Many of the concepts presented by Dr. Freitas, if not the underlying premise itself, atomic-scale control, are sure to engender controversy. The implications for the future of medicine, would be profound should the technical and theoretical underpinnings of nanomedicine prove to be correct. Given the current pace of development in nanotechnologies generally, the future of medicine really does appear to be nothing short of awesome. Seen in this context, Nanomedicine by Robert Freitas is a must read. It is the authoritative roadmap to the future of medicine.
Kerry
I'm a research engineer with a major U.S. corporation, and I think that Nanomedicine is an awesome book - Freitas obviously did a huge amount of work in writing this book. It isn't light reading - you need a college-level scientific education to really understand it, but even those without a technical background will appreciate the solid foundation that this provides for the tremendous advances that advanced nanotechnology will make possible. At any rate, if you want to understand the coming nanotechnology revolution in medicine, you must read this book.
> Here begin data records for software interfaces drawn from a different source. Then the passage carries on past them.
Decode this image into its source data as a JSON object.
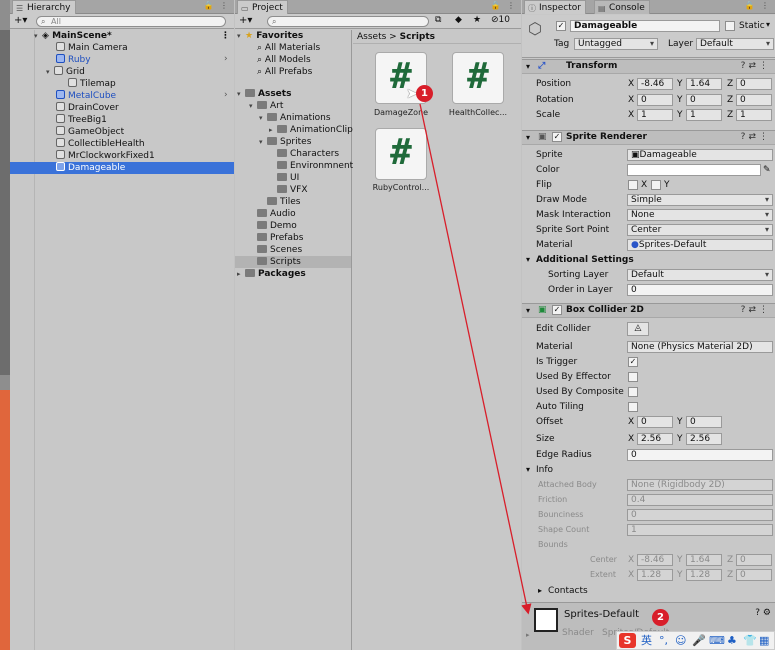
{
  "hierarchy": {
    "tab": "Hierarchy",
    "add_label": "+▾",
    "search_placeholder": "All",
    "scene": "MainScene*",
    "items": [
      "Main Camera",
      "Ruby",
      "Grid",
      "Tilemap",
      "MetalCube",
      "DrainCover",
      "TreeBig1",
      "GameObject",
      "CollectibleHealth",
      "MrClockworkFixed1",
      "Damageable"
    ]
  },
  "project": {
    "tab": "Project",
    "add_label": "+▾",
    "badge_count": "10",
    "favorites": {
      "label": "Favorites",
      "items": [
        "All Materials",
        "All Models",
        "All Prefabs"
      ]
    },
    "tree": [
      "Assets",
      "Art",
      "Animations",
      "AnimationClip",
      "Sprites",
      "Characters",
      "Environmnent",
      "UI",
      "VFX",
      "Tiles",
      "Audio",
      "Demo",
      "Prefabs",
      "Scenes",
      "Scripts",
      "Packages"
    ],
    "breadcrumb": {
      "root": "Assets",
      "sep": ">",
      "current": "Scripts"
    },
    "scripts": [
      "DamageZone",
      "HealthCollec...",
      "RubyControl..."
    ]
  },
  "inspector": {
    "tabs": {
      "inspector": "Inspector",
      "console": "Console"
    },
    "object_name": "Damageable",
    "static_label": "Static",
    "tag_label": "Tag",
    "tag_value": "Untagged",
    "layer_label": "Layer",
    "layer_value": "Default",
    "transform": {
      "title": "Transform",
      "position_label": "Position",
      "position": [
        "-8.46",
        "1.64",
        "0"
      ],
      "rotation_label": "Rotation",
      "rotation": [
        "0",
        "0",
        "0"
      ],
      "scale_label": "Scale",
      "scale": [
        "1",
        "1",
        "1"
      ]
    },
    "sprite_renderer": {
      "title": "Sprite Renderer",
      "sprite_label": "Sprite",
      "sprite_value": "Damageable",
      "color_label": "Color",
      "flip_label": "Flip",
      "flip_x": "X",
      "flip_y": "Y",
      "draw_mode_label": "Draw Mode",
      "draw_mode": "Simple",
      "mask_label": "Mask Interaction",
      "mask": "None",
      "sort_point_label": "Sprite Sort Point",
      "sort_point": "Center",
      "material_label": "Material",
      "material": "Sprites-Default",
      "additional": "Additional Settings",
      "sorting_layer_label": "Sorting Layer",
      "sorting_layer": "Default",
      "order_label": "Order in Layer",
      "order": "0"
    },
    "box_collider": {
      "title": "Box Collider 2D",
      "edit_label": "Edit Collider",
      "material_label": "Material",
      "material": "None (Physics Material 2D)",
      "trigger_label": "Is Trigger",
      "effector_label": "Used By Effector",
      "composite_label": "Used By Composite",
      "tiling_label": "Auto Tiling",
      "offset_label": "Offset",
      "offset": [
        "0",
        "0"
      ],
      "size_label": "Size",
      "size": [
        "2.56",
        "2.56"
      ],
      "edge_label": "Edge Radius",
      "edge": "0",
      "info_label": "Info",
      "attached_label": "Attached Body",
      "attached": "None (Rigidbody 2D)",
      "friction_label": "Friction",
      "friction": "0.4",
      "bounciness_label": "Bounciness",
      "bounciness": "0",
      "shape_label": "Shape Count",
      "shape": "1",
      "bounds_label": "Bounds",
      "center_label": "Center",
      "center": [
        "-8.46",
        "1.64",
        "0"
      ],
      "extent_label": "Extent",
      "extent": [
        "1.28",
        "1.28",
        "0"
      ],
      "contacts_label": "Contacts"
    },
    "material_preview": {
      "name": "Sprites-Default",
      "shader_label": "Shader",
      "shader": "Sprites/Default"
    }
  },
  "annotations": {
    "one": "1",
    "two": "2"
  },
  "ime": {
    "label": "英"
  }
}
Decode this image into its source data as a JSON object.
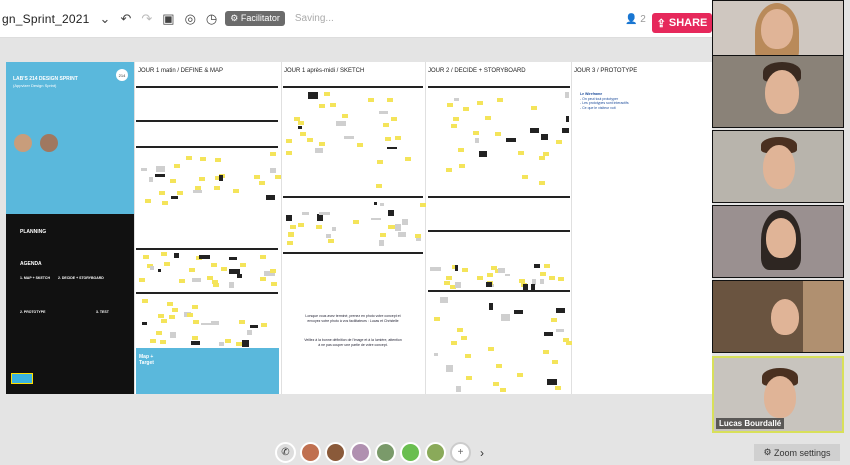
{
  "app": {
    "title": "gn_Sprint_2021",
    "facilitator_label": "Facilitator",
    "saving_label": "Saving...",
    "user_count": "2",
    "share_label": "SHARE"
  },
  "board": {
    "intro_title": "LAB'S 214 DESIGN SPRINT",
    "intro_subtitle": "(Appvizer Design Sprint)",
    "badge": "214",
    "planning_title": "PLANNING",
    "agenda_title": "AGENDA",
    "agenda_items": [
      "1. MAP + SKETCH",
      "2. DECIDE + STORYBOARD",
      "2. PROTOTYPE",
      "3. TEST"
    ],
    "map_target_label": "Map + Target",
    "columns": [
      "JOUR 1 matin / DEFINE & MAP",
      "JOUR 1 après-midi / SKETCH",
      "JOUR 2 / DECIDE + STORYBOARD",
      "JOUR 3 / PROTOTYPE"
    ],
    "sketch_note": "Lorsque vous avez terminé, prenez en photo votre concept et envoyez votre photo à vos facilitateurs : Lucas et Christelle",
    "sketch_note_2": "Veillez à la bonne définition de l'image et à la lumière, attention à ne pas couper une partie de votre concept.",
    "prototype_heading": "Le Wireframe",
    "prototype_lines": [
      "- On peut tout prototyper",
      "- Les prototypes sont interactifs",
      "- Ce que le visiteur voit"
    ]
  },
  "video": {
    "active_participant": "Lucas Bourdallé",
    "zoom_settings_label": "Zoom settings"
  },
  "colors": {
    "share": "#e6285b",
    "intro_blue": "#5ab8dc",
    "sticky_yellow": "#f4e45a",
    "active_border": "#d8e05a"
  }
}
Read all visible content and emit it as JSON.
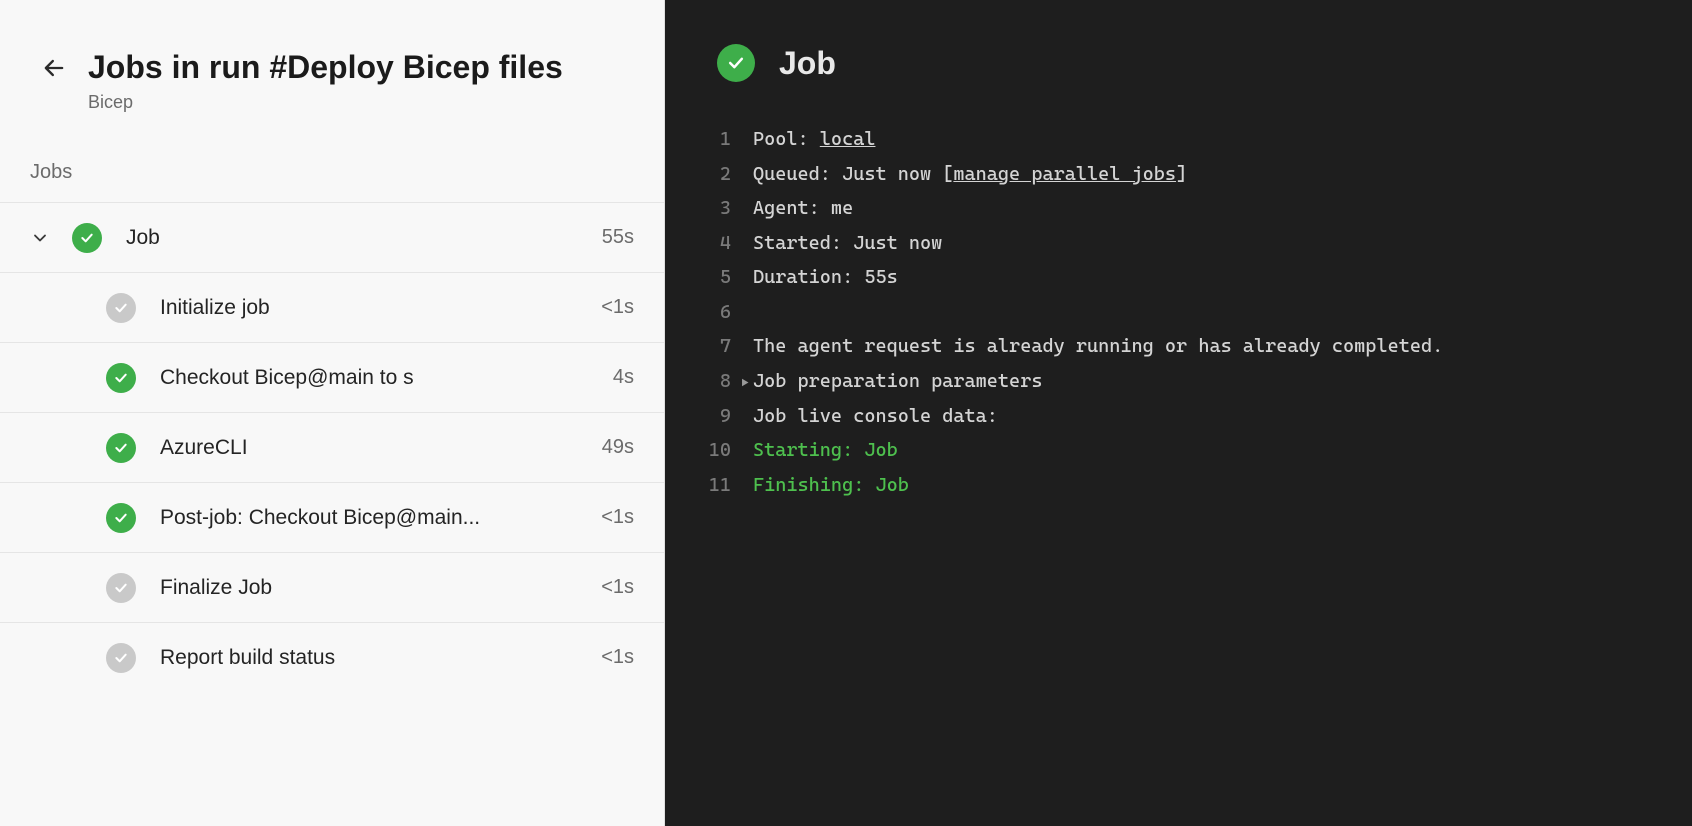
{
  "header": {
    "title": "Jobs in run #Deploy Bicep files",
    "subtitle": "Bicep"
  },
  "jobs_section_label": "Jobs",
  "job": {
    "name": "Job",
    "duration": "55s",
    "status": "success"
  },
  "steps": [
    {
      "label": "Initialize job",
      "duration": "<1s",
      "status": "grey"
    },
    {
      "label": "Checkout Bicep@main to s",
      "duration": "4s",
      "status": "green"
    },
    {
      "label": "AzureCLI",
      "duration": "49s",
      "status": "green"
    },
    {
      "label": "Post-job: Checkout Bicep@main...",
      "duration": "<1s",
      "status": "green"
    },
    {
      "label": "Finalize Job",
      "duration": "<1s",
      "status": "grey"
    },
    {
      "label": "Report build status",
      "duration": "<1s",
      "status": "grey"
    }
  ],
  "right": {
    "title": "Job",
    "pool_label": "Pool: ",
    "pool_value": "local",
    "queued_label": "Queued: Just now [",
    "queued_link": "manage parallel jobs",
    "queued_close": "]",
    "agent": "Agent: me",
    "started": "Started: Just now",
    "duration": "Duration: 55s",
    "msg_running": "The agent request is already running or has already completed.",
    "prep_params": "Job preparation parameters",
    "console_header": "Job live console data:",
    "starting": "Starting: Job",
    "finishing": "Finishing: Job"
  }
}
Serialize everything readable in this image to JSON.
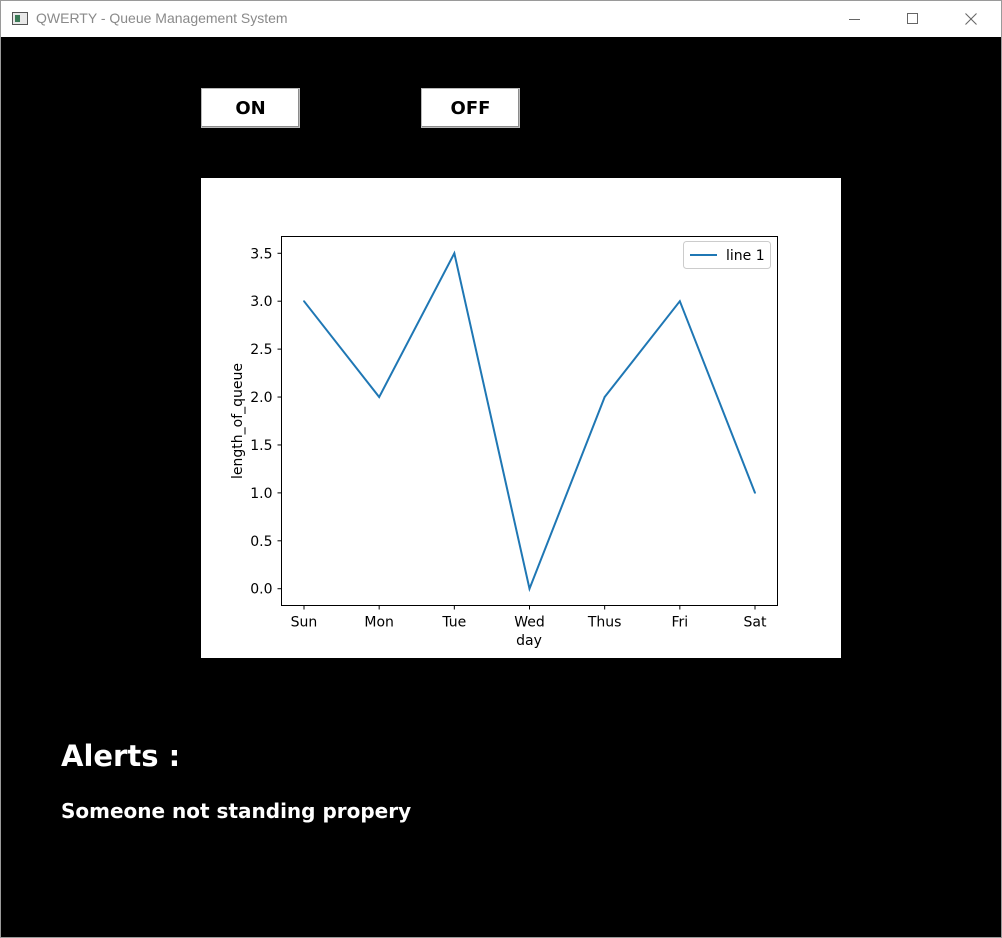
{
  "window": {
    "title": "QWERTY - Queue Management System"
  },
  "controls": {
    "on_label": "ON",
    "off_label": "OFF"
  },
  "alerts": {
    "heading": "Alerts :",
    "message": "Someone not standing propery"
  },
  "chart_data": {
    "type": "line",
    "categories": [
      "Sun",
      "Mon",
      "Tue",
      "Wed",
      "Thus",
      "Fri",
      "Sat"
    ],
    "series": [
      {
        "name": "line 1",
        "values": [
          3.0,
          2.0,
          3.5,
          0.0,
          2.0,
          3.0,
          1.0
        ],
        "color": "#1f77b4"
      }
    ],
    "xlabel": "day",
    "ylabel": "length_of_queue",
    "ylim": [
      -0.175,
      3.675
    ],
    "yticks": [
      0.0,
      0.5,
      1.0,
      1.5,
      2.0,
      2.5,
      3.0,
      3.5
    ],
    "legend": "top-right",
    "grid": false
  }
}
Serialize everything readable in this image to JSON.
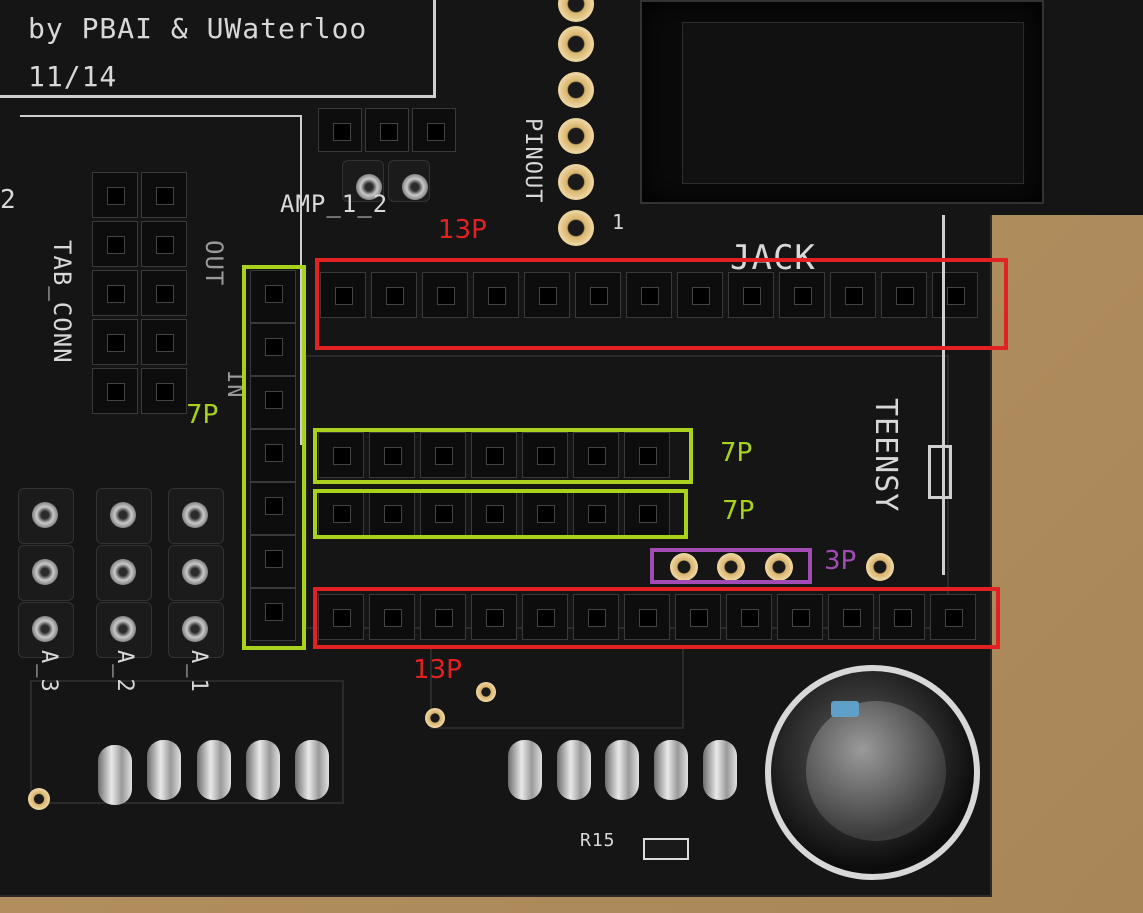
{
  "photo": {
    "board_silkscreen": {
      "credit": "by PBAI & UWaterloo",
      "date": "11/14",
      "amp_label": "AMP_1_2",
      "pinout_label": "PINOUT",
      "jack_label": "JACK",
      "teensy_label": "TEENSY",
      "tab_conn_label": "TAB_CONN",
      "out_label": "OUT",
      "in_label": "IN",
      "a3_label": "A_3",
      "a2_label": "A_2",
      "a1_label": "A_1",
      "r15_label": "R15",
      "pin1_label": "1",
      "num2_label": "2"
    },
    "annotations": {
      "top_13p": "13P",
      "bottom_13p": "13P",
      "vertical_7p": "7P",
      "row1_7p": "7P",
      "row2_7p": "7P",
      "pads_3p": "3P"
    },
    "colors": {
      "red_box": "#e22222",
      "green_box": "#a8d21e",
      "purple_box": "#a34bb5",
      "pcb": "#151515",
      "table": "#b89766"
    }
  }
}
I was very surprised by two recent reviewers who gave this excellent book an unfavorable rating. They obviously grossly misunderstood this book, apparently confining their long-term view of nanotechnology's contribution to 21st century medicine to the self-assembly of cleverly functionalized nanoparticles, such as the dendrimers being developed at UofM. Such nanoparticles will undoubtedly be very useful over the next few years, but for those of us who plan to predict to future by making it happen, we welcome Freitas' intricately detailed book. This book (and the series) is a vitally necessary foundation for ongoing research into active nanoscale devices that will incorporate nanoscale sensors, molecule-by-molecule reagent separations, molecular electronics, etc. One critic's comment about the left-handed DNA image on the cover reveals that this "reviewer" has not even opened the book. Freitas' use of the "wrong" DNA image was as purposeful as the humans pictured with seven fingers on the spine. He laments at the "left handed DNA" website ([...]) that "apparently these artistic subtleties have been lost on some readers."